▶ **Data to process**:
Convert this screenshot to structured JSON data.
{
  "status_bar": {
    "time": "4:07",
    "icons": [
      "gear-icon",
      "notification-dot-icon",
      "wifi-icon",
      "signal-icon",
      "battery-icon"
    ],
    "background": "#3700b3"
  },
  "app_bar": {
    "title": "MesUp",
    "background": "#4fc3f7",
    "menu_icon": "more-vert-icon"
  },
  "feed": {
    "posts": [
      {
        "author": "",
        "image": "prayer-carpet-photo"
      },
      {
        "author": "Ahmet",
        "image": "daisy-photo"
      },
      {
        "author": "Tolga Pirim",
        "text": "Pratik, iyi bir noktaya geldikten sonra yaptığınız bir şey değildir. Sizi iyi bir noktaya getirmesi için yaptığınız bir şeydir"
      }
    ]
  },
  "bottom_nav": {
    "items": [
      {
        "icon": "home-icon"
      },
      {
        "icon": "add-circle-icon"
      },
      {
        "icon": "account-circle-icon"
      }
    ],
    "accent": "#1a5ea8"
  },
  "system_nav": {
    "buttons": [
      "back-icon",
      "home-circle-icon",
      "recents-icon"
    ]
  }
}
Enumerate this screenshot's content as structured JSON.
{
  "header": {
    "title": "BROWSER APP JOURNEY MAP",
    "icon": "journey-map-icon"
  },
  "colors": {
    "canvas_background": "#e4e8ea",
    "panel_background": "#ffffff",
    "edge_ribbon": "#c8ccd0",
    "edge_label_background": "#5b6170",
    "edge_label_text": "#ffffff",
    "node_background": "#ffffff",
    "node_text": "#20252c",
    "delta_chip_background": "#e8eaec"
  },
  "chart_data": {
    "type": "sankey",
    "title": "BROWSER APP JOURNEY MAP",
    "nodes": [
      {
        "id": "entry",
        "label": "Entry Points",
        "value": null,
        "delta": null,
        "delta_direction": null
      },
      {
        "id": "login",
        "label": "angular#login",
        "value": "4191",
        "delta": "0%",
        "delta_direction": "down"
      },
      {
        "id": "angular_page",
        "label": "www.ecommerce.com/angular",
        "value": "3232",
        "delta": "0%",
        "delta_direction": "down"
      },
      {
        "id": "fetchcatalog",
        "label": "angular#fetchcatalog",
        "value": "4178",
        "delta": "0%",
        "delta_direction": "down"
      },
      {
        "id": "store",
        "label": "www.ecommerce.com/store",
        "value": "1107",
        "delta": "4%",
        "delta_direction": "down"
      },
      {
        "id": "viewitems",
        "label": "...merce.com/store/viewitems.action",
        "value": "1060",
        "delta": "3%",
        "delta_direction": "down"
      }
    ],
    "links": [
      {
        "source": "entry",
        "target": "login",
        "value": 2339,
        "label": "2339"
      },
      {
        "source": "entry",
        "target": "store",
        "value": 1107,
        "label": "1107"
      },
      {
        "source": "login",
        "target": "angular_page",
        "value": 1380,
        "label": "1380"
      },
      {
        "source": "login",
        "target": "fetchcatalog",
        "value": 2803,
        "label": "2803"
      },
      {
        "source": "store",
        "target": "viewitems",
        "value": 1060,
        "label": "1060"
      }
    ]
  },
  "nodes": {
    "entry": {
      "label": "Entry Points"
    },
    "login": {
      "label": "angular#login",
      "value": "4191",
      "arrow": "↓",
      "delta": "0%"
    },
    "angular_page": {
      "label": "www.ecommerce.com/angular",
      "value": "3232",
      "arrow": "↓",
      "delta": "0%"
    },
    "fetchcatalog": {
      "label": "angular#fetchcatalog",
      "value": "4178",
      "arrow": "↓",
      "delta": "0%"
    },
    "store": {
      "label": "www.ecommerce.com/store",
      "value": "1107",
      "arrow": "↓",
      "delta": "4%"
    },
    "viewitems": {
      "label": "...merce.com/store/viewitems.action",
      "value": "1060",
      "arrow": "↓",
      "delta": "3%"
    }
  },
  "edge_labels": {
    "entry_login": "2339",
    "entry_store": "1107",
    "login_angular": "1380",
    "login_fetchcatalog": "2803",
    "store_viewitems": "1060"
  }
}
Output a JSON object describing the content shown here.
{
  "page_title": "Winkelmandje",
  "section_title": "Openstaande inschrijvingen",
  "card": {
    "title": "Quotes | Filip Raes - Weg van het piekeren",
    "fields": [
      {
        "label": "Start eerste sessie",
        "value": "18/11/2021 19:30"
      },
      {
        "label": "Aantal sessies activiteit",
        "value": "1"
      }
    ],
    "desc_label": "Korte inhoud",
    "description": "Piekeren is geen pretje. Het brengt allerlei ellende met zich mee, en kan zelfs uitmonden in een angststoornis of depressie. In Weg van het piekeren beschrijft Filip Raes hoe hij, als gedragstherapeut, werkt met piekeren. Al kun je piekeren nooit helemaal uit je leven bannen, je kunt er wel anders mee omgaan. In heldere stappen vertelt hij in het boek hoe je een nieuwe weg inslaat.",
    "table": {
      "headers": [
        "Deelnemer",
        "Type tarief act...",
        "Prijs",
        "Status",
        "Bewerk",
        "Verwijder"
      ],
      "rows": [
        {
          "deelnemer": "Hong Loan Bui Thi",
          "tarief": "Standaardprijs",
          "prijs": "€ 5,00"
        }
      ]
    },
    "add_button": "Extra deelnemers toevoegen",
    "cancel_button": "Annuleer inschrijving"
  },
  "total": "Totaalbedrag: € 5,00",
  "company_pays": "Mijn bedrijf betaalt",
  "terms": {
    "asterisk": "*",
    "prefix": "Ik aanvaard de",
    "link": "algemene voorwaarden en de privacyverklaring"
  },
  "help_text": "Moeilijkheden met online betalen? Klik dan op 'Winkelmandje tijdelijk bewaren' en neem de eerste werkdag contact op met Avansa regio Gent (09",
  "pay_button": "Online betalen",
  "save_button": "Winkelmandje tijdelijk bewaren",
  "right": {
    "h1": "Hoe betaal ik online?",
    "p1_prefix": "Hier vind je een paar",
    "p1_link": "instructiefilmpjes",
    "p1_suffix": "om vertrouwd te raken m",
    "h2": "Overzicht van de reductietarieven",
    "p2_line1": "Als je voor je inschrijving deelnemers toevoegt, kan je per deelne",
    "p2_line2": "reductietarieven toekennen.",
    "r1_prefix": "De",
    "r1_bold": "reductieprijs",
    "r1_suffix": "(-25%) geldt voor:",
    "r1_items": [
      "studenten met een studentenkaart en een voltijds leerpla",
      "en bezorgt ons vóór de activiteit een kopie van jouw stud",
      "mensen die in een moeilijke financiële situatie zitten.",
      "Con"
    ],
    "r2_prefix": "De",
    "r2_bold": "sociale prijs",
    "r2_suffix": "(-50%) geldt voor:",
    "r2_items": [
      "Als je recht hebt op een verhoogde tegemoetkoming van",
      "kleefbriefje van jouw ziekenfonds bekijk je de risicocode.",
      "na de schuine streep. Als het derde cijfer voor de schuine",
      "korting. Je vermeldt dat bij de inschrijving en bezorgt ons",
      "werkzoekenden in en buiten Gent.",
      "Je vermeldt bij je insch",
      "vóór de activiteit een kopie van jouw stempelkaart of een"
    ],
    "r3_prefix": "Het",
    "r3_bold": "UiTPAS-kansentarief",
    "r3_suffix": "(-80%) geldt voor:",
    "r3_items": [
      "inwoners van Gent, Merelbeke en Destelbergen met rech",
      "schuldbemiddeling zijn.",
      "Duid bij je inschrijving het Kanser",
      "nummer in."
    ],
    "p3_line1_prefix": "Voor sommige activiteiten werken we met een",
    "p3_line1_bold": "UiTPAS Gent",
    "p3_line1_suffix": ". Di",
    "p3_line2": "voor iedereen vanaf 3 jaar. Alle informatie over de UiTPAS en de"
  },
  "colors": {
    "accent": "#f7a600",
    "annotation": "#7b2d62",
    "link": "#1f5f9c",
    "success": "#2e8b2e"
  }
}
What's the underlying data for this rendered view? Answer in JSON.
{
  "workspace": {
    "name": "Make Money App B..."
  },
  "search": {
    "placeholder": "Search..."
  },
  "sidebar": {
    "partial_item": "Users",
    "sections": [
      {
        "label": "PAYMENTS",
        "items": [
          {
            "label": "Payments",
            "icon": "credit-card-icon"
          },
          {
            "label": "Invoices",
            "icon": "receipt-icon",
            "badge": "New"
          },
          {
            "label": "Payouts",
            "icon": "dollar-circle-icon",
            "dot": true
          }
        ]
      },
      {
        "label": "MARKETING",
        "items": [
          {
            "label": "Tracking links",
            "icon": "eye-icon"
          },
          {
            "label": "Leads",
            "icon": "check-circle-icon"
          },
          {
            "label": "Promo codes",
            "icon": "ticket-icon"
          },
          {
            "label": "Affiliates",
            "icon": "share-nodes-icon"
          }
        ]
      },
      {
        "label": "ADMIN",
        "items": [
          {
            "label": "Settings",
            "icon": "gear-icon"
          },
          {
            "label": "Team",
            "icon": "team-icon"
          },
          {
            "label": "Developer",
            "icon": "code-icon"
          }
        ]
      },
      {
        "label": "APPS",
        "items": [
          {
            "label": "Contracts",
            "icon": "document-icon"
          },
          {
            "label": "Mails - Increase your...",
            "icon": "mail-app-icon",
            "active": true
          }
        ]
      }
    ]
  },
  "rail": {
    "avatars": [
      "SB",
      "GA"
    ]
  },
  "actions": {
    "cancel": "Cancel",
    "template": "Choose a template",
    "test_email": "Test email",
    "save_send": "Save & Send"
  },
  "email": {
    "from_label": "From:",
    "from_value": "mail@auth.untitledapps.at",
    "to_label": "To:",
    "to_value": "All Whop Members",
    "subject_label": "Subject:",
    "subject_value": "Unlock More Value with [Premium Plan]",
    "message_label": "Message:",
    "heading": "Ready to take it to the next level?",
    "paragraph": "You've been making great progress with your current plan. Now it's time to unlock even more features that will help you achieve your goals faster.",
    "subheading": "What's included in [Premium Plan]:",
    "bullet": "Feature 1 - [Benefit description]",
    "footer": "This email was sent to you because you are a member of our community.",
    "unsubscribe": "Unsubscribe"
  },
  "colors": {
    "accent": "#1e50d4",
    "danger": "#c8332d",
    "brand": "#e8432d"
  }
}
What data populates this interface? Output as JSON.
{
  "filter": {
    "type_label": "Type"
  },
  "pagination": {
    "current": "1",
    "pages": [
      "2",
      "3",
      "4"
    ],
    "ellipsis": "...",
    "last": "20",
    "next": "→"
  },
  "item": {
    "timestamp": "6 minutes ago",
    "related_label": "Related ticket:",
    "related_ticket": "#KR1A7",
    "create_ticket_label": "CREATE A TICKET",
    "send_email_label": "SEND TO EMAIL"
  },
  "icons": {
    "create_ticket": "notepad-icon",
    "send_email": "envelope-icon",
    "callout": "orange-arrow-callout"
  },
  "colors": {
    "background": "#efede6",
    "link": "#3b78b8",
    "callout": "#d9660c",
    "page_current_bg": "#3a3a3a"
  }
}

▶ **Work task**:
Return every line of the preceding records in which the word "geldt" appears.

▶ **Task output**:
    "r1_suffix": "(-25%) geldt voor:",
    "r2_suffix": "(-50%) geldt voor:",
    "r3_suffix": "(-80%) geldt voor:",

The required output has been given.